[Work to be completed] Since only the total is wanted, give the number of lines in the listing below that hold the string "nginx" and add nothing.

[Entries provided]
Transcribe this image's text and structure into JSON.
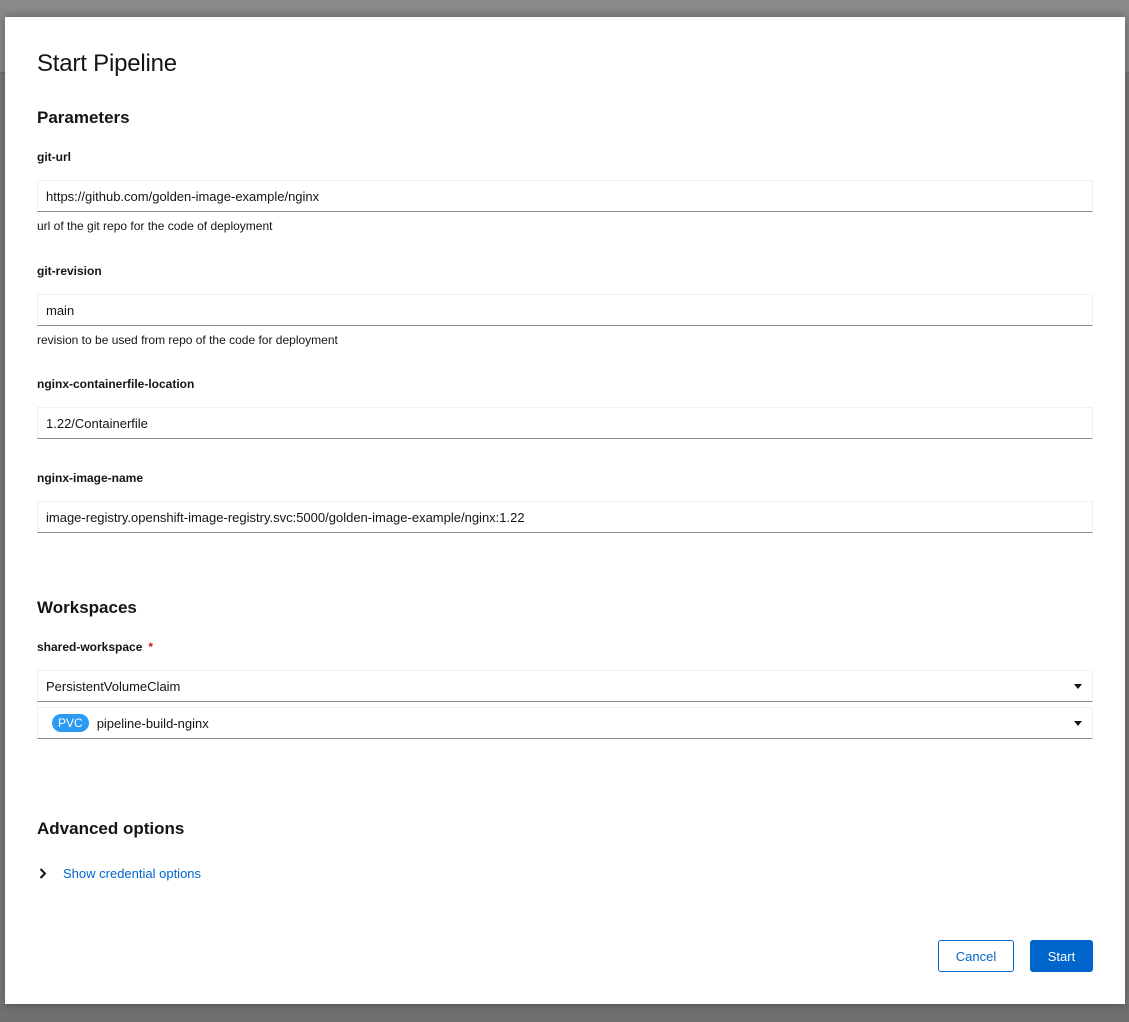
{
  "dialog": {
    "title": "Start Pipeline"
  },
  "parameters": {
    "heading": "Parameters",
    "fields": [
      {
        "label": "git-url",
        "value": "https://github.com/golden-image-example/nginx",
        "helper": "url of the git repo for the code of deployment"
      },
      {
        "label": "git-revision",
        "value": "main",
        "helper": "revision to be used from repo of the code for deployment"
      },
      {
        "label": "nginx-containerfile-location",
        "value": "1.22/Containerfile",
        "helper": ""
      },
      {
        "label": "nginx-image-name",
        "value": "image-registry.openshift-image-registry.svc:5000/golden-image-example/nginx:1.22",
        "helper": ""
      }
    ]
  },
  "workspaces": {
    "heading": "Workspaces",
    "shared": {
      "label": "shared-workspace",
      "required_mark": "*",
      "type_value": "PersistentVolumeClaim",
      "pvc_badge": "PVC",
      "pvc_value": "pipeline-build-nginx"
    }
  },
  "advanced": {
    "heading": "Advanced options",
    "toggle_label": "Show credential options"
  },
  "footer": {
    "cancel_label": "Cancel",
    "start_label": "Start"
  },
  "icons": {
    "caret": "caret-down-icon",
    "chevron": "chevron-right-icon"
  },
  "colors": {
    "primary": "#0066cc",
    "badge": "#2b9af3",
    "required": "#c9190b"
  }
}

[Exercise answer] 5